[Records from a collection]
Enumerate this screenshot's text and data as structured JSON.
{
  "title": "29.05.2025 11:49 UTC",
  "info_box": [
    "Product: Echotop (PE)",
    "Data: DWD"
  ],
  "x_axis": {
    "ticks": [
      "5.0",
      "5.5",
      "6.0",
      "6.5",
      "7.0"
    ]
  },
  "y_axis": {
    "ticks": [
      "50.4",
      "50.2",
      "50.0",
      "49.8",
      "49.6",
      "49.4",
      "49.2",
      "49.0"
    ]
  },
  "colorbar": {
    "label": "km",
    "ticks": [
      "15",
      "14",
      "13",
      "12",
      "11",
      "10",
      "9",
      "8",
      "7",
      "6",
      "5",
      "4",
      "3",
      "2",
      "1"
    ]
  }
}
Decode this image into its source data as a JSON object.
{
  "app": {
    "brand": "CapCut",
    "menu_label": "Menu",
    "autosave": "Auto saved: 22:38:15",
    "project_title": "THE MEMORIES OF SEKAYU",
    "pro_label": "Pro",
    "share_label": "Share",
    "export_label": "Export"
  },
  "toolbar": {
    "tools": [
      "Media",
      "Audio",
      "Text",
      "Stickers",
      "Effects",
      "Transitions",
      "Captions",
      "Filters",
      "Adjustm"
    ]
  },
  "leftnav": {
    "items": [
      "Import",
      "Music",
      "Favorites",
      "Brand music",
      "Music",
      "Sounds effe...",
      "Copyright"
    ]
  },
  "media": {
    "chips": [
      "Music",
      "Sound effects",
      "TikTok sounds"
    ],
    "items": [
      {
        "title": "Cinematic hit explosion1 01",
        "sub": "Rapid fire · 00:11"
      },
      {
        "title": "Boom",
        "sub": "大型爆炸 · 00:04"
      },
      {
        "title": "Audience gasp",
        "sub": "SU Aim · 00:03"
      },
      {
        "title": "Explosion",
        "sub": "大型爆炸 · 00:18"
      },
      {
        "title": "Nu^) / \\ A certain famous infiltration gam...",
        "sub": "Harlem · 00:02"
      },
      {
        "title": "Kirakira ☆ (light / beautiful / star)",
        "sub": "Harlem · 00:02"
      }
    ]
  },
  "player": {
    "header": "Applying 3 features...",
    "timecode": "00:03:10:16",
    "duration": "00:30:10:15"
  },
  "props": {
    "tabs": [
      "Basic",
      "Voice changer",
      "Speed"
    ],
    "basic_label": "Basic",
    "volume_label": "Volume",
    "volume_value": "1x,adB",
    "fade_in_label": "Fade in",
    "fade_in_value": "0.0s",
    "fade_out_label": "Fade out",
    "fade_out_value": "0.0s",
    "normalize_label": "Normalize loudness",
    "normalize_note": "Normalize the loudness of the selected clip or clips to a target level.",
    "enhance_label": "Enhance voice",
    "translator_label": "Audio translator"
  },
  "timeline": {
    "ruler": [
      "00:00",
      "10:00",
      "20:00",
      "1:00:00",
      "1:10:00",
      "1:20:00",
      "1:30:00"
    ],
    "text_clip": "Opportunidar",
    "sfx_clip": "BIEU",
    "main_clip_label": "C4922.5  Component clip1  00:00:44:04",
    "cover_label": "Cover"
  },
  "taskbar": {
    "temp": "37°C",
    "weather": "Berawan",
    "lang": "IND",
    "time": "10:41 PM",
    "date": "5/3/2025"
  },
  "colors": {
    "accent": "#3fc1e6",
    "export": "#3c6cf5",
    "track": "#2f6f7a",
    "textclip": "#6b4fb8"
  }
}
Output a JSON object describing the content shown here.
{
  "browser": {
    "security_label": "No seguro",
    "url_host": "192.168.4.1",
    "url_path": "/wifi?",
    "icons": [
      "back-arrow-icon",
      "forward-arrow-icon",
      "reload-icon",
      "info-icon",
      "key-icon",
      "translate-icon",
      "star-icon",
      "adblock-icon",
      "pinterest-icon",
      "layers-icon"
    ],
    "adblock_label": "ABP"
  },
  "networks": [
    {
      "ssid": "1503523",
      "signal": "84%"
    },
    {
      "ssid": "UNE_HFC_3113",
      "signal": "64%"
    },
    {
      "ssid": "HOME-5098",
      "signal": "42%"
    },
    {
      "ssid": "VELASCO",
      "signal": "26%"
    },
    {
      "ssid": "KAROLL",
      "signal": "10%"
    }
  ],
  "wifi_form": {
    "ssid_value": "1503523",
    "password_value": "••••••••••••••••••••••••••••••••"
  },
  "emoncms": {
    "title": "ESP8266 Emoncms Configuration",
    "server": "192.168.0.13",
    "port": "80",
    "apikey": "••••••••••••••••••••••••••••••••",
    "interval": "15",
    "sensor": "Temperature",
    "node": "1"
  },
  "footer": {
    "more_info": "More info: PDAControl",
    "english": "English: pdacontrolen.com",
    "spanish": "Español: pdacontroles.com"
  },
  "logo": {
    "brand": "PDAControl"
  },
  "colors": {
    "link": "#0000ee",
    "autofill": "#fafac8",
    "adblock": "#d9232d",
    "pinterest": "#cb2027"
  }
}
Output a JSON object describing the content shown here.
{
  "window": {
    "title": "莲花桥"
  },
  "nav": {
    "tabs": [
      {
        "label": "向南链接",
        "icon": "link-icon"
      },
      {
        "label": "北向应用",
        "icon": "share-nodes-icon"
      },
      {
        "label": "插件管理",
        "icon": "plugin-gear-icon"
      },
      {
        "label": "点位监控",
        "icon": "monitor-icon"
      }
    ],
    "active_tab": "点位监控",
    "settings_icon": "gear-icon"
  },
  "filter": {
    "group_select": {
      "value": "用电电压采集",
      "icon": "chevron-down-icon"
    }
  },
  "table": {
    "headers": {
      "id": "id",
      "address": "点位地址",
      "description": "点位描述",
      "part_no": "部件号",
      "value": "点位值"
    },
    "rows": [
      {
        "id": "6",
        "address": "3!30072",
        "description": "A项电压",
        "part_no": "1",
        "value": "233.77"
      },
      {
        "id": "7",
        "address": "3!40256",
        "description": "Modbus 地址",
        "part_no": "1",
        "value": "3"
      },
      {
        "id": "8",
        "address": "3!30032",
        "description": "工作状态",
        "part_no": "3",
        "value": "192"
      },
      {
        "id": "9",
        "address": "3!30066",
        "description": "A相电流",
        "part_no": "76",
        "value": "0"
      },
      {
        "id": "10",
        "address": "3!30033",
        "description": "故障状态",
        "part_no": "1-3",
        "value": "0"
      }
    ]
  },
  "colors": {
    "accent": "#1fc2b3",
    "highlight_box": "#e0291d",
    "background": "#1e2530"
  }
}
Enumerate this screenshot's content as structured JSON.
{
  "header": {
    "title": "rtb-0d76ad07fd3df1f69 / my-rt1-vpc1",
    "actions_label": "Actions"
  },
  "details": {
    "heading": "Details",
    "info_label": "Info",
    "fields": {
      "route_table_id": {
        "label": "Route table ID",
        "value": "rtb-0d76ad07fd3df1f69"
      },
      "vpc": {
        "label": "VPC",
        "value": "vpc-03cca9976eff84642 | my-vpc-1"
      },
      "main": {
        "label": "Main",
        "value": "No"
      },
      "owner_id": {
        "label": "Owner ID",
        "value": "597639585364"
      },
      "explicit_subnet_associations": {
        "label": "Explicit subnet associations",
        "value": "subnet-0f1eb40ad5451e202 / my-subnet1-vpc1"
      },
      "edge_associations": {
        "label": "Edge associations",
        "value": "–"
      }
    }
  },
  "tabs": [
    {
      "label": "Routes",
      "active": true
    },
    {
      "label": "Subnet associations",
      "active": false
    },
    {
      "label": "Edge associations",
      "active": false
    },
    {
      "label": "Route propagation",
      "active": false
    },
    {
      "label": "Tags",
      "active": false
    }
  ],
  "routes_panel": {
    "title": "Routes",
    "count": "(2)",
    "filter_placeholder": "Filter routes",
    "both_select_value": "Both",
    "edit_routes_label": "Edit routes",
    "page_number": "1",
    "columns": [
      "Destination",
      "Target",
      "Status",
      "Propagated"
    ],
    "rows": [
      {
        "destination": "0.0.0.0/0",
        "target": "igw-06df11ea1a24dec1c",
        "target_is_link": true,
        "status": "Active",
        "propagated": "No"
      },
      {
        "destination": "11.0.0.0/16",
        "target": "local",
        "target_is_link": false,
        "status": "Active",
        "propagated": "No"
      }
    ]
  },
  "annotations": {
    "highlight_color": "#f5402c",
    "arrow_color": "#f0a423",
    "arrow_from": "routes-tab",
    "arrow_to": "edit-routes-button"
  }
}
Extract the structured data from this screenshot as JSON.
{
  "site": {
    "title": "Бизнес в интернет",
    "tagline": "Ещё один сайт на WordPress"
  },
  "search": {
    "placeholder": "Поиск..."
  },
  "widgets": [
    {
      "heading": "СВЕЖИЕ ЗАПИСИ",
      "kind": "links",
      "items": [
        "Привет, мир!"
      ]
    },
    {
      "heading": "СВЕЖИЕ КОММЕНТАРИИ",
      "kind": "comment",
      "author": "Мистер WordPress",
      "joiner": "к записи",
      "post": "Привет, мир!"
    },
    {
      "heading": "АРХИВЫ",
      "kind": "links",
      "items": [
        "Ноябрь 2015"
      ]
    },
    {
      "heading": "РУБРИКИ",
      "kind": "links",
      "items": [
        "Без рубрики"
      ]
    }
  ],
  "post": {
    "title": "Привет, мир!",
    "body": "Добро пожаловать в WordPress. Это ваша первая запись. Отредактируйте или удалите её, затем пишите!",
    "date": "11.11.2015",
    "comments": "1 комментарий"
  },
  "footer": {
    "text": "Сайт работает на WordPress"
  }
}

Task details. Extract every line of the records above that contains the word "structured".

Response box.
Enumerate this screenshot's text and data as structured JSON.
Enumerate this screenshot's content as structured JSON.
Extract the structured data from this screenshot as JSON.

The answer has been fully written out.